- [Exercise material]
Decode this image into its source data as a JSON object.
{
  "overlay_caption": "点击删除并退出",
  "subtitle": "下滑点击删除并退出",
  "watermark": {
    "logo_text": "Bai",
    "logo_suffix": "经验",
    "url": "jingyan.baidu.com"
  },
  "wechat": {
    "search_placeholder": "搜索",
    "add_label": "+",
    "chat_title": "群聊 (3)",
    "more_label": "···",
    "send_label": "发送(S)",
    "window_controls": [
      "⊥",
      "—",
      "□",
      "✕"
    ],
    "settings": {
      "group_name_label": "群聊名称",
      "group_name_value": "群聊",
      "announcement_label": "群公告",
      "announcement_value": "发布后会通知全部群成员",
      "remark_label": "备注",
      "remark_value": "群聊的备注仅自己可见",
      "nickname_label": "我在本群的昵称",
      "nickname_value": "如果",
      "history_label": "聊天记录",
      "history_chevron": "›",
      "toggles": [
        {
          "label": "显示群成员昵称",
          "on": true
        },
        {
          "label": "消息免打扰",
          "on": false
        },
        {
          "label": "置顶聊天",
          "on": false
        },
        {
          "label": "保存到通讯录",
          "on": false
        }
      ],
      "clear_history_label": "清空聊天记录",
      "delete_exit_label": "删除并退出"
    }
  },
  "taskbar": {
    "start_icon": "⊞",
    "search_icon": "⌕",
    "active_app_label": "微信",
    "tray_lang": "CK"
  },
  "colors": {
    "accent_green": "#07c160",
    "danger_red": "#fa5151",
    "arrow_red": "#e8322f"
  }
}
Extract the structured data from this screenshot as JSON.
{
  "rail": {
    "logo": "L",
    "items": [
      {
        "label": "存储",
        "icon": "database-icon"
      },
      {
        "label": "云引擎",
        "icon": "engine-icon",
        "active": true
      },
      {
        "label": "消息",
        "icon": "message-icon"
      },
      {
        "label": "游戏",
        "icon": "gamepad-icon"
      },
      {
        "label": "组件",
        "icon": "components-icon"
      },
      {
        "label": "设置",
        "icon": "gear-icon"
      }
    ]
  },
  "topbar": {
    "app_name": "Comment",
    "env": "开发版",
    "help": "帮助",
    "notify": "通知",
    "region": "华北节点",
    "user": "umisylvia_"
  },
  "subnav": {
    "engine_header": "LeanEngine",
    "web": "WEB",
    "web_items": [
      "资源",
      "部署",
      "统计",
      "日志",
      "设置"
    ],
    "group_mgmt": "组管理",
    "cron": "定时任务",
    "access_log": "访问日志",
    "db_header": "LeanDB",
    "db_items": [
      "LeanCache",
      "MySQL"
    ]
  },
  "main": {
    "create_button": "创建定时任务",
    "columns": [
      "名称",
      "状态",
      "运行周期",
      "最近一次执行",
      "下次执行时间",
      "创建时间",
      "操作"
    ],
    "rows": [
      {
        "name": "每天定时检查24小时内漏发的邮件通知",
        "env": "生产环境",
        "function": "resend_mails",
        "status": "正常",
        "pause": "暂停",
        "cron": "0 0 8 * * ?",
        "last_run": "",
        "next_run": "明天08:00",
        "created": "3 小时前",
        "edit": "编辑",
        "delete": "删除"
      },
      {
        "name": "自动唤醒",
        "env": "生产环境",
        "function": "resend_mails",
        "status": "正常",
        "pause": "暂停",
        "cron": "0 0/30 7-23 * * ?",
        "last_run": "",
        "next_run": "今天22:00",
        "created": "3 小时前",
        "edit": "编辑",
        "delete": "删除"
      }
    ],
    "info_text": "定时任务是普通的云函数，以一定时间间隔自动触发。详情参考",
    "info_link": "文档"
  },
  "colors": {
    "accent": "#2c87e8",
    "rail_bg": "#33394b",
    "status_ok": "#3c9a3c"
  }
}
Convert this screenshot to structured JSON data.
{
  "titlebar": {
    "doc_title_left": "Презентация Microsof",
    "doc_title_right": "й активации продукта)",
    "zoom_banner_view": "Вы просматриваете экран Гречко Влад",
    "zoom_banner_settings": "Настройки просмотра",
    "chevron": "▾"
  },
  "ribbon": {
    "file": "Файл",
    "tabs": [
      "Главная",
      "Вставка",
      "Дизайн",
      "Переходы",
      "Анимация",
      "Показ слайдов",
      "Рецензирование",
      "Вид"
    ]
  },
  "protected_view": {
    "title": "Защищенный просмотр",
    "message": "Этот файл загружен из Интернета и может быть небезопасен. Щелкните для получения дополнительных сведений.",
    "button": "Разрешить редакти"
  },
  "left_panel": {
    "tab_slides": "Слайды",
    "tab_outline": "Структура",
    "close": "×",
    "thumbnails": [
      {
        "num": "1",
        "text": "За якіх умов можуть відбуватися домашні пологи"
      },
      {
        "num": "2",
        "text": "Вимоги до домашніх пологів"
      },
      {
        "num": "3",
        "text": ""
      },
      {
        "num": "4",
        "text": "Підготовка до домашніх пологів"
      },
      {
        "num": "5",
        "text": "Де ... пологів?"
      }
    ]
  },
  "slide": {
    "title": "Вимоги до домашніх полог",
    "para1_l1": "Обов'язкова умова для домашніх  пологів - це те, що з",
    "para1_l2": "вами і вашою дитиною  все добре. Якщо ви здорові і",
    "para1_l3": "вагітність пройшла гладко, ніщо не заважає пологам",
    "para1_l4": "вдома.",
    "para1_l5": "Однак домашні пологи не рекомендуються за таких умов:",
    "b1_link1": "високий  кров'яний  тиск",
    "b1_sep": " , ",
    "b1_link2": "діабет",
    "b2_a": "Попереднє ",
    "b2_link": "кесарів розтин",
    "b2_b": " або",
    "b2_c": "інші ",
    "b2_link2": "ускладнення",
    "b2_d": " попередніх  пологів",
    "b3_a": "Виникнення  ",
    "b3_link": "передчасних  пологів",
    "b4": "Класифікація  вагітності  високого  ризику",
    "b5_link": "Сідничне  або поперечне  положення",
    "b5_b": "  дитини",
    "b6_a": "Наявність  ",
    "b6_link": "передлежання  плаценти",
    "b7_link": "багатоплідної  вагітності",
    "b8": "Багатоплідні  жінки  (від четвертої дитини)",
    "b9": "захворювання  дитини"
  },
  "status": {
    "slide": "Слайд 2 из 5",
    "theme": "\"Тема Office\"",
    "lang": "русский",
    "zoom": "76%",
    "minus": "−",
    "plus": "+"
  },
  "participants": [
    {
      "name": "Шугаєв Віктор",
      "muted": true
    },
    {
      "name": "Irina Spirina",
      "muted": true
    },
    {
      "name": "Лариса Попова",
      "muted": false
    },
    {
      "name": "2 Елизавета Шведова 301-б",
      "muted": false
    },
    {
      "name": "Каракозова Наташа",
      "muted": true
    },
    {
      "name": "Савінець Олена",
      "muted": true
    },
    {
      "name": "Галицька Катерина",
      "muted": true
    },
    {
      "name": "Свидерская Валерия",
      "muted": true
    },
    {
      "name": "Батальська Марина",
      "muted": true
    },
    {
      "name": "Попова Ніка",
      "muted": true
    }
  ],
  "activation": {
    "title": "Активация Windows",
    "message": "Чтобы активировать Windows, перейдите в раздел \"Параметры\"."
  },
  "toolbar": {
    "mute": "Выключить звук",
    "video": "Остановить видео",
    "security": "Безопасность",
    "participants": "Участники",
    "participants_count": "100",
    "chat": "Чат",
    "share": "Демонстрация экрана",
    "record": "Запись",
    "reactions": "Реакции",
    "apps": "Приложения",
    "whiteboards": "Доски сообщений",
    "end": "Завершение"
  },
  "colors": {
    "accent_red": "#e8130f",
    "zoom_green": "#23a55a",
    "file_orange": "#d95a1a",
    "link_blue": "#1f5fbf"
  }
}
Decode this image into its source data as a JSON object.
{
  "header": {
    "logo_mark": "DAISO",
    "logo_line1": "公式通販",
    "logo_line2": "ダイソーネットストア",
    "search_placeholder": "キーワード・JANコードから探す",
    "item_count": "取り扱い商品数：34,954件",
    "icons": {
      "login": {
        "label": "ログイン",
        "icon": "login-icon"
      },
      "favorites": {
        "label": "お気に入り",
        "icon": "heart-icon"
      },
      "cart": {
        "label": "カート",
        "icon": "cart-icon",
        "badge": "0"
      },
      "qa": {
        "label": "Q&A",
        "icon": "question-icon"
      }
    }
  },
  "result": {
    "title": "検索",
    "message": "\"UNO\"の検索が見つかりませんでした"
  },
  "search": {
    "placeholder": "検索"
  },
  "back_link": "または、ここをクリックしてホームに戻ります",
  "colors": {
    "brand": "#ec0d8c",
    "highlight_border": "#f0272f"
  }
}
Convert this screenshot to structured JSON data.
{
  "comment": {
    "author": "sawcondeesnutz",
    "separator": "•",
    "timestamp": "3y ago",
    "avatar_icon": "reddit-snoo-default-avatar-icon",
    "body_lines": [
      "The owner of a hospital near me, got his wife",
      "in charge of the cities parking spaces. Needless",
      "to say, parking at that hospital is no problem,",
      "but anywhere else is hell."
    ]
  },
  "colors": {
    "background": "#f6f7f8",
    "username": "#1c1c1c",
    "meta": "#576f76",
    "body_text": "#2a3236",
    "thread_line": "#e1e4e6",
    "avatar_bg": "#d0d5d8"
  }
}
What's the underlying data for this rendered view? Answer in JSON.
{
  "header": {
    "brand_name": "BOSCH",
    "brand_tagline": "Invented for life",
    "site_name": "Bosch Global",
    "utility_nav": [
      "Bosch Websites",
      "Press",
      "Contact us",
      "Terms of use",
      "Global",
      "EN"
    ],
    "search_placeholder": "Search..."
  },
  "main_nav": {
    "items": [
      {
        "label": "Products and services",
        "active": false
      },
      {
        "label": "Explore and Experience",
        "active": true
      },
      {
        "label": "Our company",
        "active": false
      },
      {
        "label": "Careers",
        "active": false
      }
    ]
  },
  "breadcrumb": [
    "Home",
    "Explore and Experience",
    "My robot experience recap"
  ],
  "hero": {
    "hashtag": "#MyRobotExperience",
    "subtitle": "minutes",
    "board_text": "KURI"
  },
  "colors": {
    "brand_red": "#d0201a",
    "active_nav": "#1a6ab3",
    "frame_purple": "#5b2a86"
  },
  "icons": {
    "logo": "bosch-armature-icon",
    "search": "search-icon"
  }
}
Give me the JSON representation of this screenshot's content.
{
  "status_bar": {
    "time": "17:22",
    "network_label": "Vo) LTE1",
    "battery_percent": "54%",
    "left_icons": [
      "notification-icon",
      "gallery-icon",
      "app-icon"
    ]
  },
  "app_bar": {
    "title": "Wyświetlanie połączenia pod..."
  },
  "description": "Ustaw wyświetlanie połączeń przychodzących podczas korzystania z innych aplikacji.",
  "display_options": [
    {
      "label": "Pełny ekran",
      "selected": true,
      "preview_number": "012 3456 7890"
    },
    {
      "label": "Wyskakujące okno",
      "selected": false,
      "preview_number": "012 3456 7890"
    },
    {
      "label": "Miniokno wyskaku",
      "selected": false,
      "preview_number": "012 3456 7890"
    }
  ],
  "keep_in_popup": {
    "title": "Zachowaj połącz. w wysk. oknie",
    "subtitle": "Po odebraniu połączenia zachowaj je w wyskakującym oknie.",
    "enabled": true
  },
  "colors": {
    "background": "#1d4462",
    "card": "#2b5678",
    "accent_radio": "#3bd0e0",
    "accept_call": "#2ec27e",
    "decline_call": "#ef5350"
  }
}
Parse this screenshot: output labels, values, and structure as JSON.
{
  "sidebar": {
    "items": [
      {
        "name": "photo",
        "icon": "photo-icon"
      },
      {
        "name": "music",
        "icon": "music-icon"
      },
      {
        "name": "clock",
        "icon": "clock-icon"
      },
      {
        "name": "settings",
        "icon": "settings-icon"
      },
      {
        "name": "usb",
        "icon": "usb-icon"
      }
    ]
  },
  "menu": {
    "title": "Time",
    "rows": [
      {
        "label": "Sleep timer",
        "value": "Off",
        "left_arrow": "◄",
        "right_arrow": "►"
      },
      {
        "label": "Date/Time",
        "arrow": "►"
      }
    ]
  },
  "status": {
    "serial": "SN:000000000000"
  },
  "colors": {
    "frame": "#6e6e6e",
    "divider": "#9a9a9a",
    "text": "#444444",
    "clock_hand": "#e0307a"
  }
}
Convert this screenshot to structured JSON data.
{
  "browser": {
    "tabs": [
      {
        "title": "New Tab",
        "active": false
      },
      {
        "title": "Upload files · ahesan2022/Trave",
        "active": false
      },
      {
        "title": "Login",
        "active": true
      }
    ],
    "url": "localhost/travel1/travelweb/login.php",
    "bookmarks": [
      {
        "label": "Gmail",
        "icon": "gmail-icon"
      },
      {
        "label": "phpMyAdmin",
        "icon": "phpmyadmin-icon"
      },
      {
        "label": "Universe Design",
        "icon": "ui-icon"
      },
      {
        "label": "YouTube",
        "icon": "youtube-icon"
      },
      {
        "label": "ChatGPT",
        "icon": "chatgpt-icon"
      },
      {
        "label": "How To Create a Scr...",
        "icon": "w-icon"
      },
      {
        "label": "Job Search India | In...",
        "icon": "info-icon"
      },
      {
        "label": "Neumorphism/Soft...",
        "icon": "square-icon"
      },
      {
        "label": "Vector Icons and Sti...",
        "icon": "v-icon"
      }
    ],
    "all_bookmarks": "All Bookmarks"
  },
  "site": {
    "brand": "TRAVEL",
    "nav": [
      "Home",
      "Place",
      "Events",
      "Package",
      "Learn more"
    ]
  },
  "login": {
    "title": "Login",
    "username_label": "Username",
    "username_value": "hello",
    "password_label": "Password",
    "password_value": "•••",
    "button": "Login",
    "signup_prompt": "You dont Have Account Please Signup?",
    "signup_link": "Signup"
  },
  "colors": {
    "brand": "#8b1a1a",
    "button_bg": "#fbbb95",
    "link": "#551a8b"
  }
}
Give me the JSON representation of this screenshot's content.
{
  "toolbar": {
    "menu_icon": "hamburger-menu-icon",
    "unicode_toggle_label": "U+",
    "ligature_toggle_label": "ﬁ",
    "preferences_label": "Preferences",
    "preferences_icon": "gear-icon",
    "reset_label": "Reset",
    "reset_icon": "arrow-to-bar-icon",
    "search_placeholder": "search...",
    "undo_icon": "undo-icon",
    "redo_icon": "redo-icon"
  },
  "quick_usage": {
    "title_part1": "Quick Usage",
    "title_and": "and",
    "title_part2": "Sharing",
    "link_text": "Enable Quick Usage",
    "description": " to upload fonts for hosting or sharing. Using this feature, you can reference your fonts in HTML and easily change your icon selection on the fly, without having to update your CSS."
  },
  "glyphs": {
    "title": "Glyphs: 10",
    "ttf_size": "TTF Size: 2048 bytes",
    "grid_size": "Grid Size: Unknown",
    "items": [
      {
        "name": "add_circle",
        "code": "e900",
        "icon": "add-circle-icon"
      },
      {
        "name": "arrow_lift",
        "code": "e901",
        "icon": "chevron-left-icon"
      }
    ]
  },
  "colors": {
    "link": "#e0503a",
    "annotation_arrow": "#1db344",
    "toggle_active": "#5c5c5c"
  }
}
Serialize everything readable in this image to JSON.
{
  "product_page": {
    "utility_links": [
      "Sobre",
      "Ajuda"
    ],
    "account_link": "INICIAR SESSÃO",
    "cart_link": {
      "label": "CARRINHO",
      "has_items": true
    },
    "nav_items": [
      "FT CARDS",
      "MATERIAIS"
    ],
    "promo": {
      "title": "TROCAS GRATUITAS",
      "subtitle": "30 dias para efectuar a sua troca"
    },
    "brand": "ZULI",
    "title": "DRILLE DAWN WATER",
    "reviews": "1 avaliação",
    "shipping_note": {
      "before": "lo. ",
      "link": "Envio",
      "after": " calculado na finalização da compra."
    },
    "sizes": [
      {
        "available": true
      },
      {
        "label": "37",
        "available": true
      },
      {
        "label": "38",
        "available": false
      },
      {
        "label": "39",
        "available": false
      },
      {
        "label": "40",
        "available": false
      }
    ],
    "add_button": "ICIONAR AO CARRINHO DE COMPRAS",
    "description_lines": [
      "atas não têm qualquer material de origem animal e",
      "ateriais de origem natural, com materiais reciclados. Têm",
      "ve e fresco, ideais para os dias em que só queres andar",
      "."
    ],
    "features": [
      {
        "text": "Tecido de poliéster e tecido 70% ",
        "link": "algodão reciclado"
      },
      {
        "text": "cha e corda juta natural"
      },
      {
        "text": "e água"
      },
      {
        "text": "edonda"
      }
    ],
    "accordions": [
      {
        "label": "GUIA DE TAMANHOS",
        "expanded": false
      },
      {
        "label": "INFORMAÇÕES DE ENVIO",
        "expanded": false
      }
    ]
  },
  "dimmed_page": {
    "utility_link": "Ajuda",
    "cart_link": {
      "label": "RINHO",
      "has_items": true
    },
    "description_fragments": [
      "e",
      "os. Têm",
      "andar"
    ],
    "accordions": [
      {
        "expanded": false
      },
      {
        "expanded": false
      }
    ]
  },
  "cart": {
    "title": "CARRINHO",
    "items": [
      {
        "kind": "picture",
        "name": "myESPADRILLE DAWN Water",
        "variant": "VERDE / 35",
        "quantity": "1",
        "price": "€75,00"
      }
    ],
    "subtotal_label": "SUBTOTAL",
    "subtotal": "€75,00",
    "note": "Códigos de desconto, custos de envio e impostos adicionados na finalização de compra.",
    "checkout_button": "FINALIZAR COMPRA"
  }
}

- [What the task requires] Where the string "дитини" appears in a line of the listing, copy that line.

- [Answer to this problem]
    "b5_b": "  дитини",
    "b8": "Багатоплідні  жінки  (від четвертої дитини)",
    "b9": "захворювання  дитини"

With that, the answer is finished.